Community debates possible renovations.
By Melissa Kelsey
From canoe races to weekly barge deliveries, Kaunakakai Wharf is a bustling center of island activity. Keiki swim in the surrounding waters to cool off on hot days, and passengers arriving on the Molokai Princess ferry enjoy their first walk on the Friendly Isle.

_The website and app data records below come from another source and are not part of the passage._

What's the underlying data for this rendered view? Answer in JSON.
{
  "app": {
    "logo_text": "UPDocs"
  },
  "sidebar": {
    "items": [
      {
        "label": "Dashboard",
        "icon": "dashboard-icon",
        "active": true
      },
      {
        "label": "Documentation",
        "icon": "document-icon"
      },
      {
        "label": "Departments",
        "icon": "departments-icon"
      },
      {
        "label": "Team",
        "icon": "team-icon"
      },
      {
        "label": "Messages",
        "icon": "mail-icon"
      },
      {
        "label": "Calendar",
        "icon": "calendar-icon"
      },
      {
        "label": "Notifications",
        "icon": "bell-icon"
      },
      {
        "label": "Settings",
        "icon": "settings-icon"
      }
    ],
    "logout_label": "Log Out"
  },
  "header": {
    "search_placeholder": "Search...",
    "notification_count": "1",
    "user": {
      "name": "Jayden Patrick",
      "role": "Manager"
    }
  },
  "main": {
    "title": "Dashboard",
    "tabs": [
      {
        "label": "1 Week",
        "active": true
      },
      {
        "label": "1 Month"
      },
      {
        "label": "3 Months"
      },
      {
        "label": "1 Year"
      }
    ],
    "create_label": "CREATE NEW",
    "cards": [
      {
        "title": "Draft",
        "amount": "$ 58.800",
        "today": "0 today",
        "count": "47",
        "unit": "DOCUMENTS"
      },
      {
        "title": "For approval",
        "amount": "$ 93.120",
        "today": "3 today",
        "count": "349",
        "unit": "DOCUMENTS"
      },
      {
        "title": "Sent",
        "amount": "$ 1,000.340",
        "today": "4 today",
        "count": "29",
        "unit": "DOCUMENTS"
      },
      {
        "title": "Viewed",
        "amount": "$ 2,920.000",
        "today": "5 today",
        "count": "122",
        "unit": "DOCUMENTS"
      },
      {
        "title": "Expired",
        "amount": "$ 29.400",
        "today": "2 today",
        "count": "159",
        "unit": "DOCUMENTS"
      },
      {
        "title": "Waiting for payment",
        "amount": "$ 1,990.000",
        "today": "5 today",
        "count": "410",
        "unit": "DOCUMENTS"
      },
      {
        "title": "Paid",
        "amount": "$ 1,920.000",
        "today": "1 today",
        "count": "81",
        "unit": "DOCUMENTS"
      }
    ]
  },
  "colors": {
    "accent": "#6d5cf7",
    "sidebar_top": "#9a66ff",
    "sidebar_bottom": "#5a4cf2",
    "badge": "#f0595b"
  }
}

All this activity has lead the Department of Land and Natural Resources (DLNR) and the Department of Transportation (DOT) to target millions of dollars to improve Molokai Princess ferry facilities at the wharf.
The renovations have been proposed as a result of inadequate restroom facilities for ferry passengers and substandard mechanisms for fighting fires at the wharf, according to Valery Suzuki, the DLNR engineer coordinating the project.
“Existing commuter ferry operations are vital,” said Suzuki. “Current facilities are inadequate.”
The Proposed Improvements
Suzuki explained that with the volume of passengers arriving on the ferry each day, the current restroom facilities do not meet the needs of passengers. As a result, she said the DLNR hopes to turn the existing ferry waiting station into a new and larger restroom. A new ferry station would be built further away from the barge docking port. Suzuki said this change would reduce safety hazards resulting from the barge docking so close to where the ferry docks.
The new restrooms would include janitor and storage closets and new underground sewer lines. It was unclear what would happen to the old restroom facilities.
Concurrent with the same project, consulting engineer Brian Lock said the DLNR hopes to replace the currently existing six-inch diameter water pipes leading underneath the road to the wharf with 12-inch diameter pipes. The new pipes would meet county code for fire protection at the wharf and increase public safety, according to Lock.
Suzuki said the projects will be funded by 80 percent federal funds and 20 percent state funds.
At the MoPC meeting last Wednesday, many commissioners expressed opposition to the plans. Some were concerned about the cost, and others were concerned that the new plans would exacerbate traffic problems at the wharf.
“Let’s be smart about how we use our money,” said Commissioner Teri Waros, who wondered if some of the funds could be used to solve traffic problems at the wharf.
Other commissioners expressed doubt that expanding the building facilities would be a wise use of space.
“Making the larger custodian rooms [in the new restrooms] is taking away space from a very crowded area,” said Commissioner John Sprinzel.
Community member Bill Feeter said he was concerned that the underground pipe renovations could affect the health of the coral reef at the wharf.
“The ultimate fate of the coral reef of south Molokai has not yet been determined,” said Feeter. “It is for the people of Molokai to safeguard this special place for future generations.”
Molokai fire fighter Greg Jenkins spoke in favor of the project, asserting that Kaunakakai Wharf encompasses critical island infrastructure, and is the entry port for Molokai’s food deliveries and fuel, including fuel for the electric plant. He said the current water pipes leading to the wharf would not provide sufficient water supply in the event of a fire.
“If we do not have adequate fire fighting at the end of the wharf, we will not be able to protect passengers on the ferry,” said Jenkins.